Unfortunately, adopting a model similar to international trade agreements may not be a simple task. Politicians will likely balk at an agreement that could—barring any successful replacements—remain on the books indefinitely. Furthermore, negotiating the role of intellectual property rights would be similarly difficult, just as they are in trade. Opinions concerning intellectual property vary widely around the world, and because climate-friendly solutions will not all be homegrown, signatories will need to reach a consensus if any agreement is to succeed. In the absence of strong intellectual property rights, Harstad says, countries will be hesitant to devote money to research and development. Technological investments should be rewarded with contracts and licensing agreements that reward investors, he argues. If they are not, climate treaties would have to be more stringent to counteract weak intellectual property rights. Finally, protectionism is another barrier that could dampen investment worldwide. Countries seeking to protect their domestic efforts could impose high tariffs on imported technologies, reducing the innovator’s profit potential.

Though many details such as these need to be negotiated in a global climate treaty, some are typically left open ended. Investment levels are one example. “Just like the Kyoto Protocol, my model allows countries to negotiate how much they pollute, but not how much they invest,” Harstad says. Though an ideal climate agreement would specify research and development levels, such stipulations would be difficult to monitor and enforce, so existing agreements have not included investment mandates. This makes climate agreements incomplete contracts—not all details are specified.

Harstad used his model to determine how stringent an agreement’s other terms—pollution levels and duration—should be to spur adequate investment. In the case of short-term agreements, pollution levels should be almost draconian to have the desired effect. Longer-term agreements could offer more slack, but would still need to be strict enough to encourage sufficient research and development.

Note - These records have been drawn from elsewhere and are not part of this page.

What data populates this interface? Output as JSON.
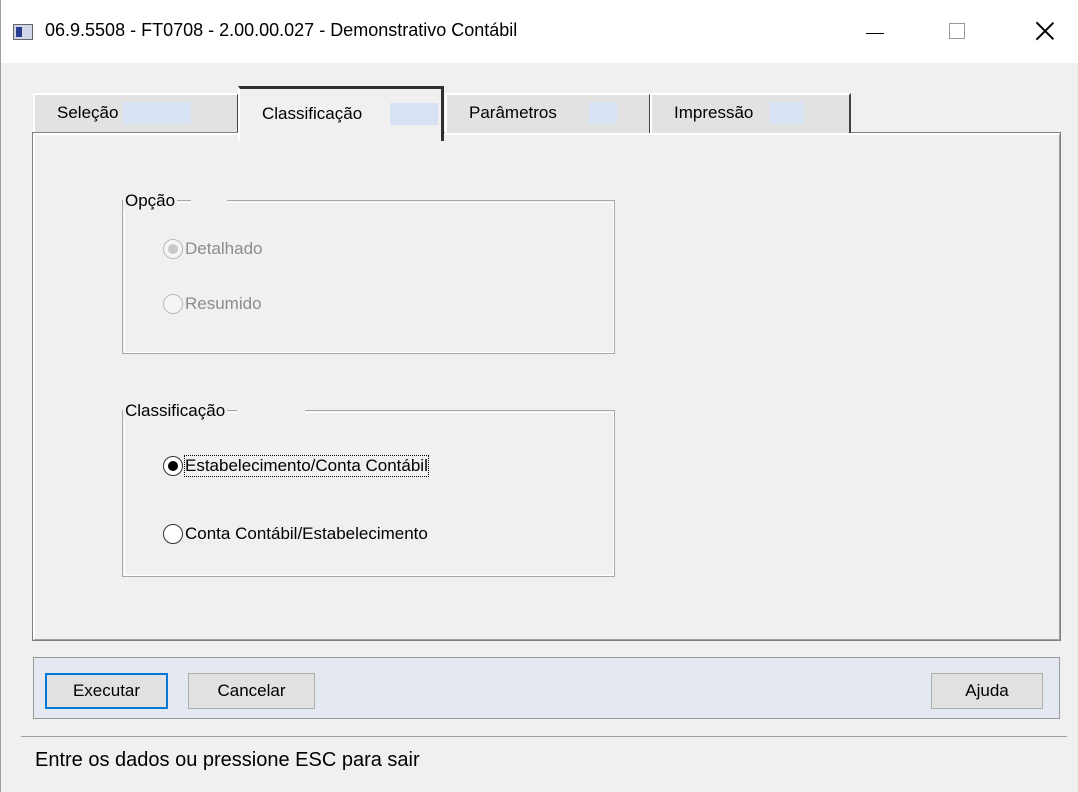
{
  "window": {
    "title": "06.9.5508 - FT0708 - 2.00.00.027 - Demonstrativo Contábil"
  },
  "tabs": [
    {
      "label": "Seleção"
    },
    {
      "label": "Classificação"
    },
    {
      "label": "Parâmetros"
    },
    {
      "label": "Impressão"
    }
  ],
  "active_tab": "Classificação",
  "opcao_group": {
    "title": "Opção",
    "options": [
      {
        "label": "Detalhado",
        "selected": true,
        "enabled": false
      },
      {
        "label": "Resumido",
        "selected": false,
        "enabled": false
      }
    ]
  },
  "classificacao_group": {
    "title": "Classificação",
    "options": [
      {
        "label": "Estabelecimento/Conta Contábil",
        "selected": true,
        "enabled": true
      },
      {
        "label": "Conta Contábil/Estabelecimento",
        "selected": false,
        "enabled": true
      }
    ]
  },
  "buttons": {
    "executar": "Executar",
    "cancelar": "Cancelar",
    "ajuda": "Ajuda"
  },
  "status": "Entre os dados ou pressione ESC para sair",
  "icons": {
    "app": "app-window-icon",
    "minimize": "minimize-icon",
    "maximize": "maximize-icon",
    "close": "close-icon"
  },
  "colors": {
    "tab_highlight": "#d7e2f5",
    "button_bar": "#e4e8f0",
    "default_button_border": "#0078d7"
  }
}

The best option, Harstad suggests, would be a long-term agreement with renegotiations. Rigorous pollution limits negotiated in the beginning would prod countries to invest heavily early on. Those that do not would find it costly to comply later on. And when renegotiations come around, laggard nations would have very little leverage against the countries that made the proper investments. Rather than suffer this fate, all nations will invest more up front, Harstad points out. Such an agreement would fix both the investment problem and the pollution problem, he says.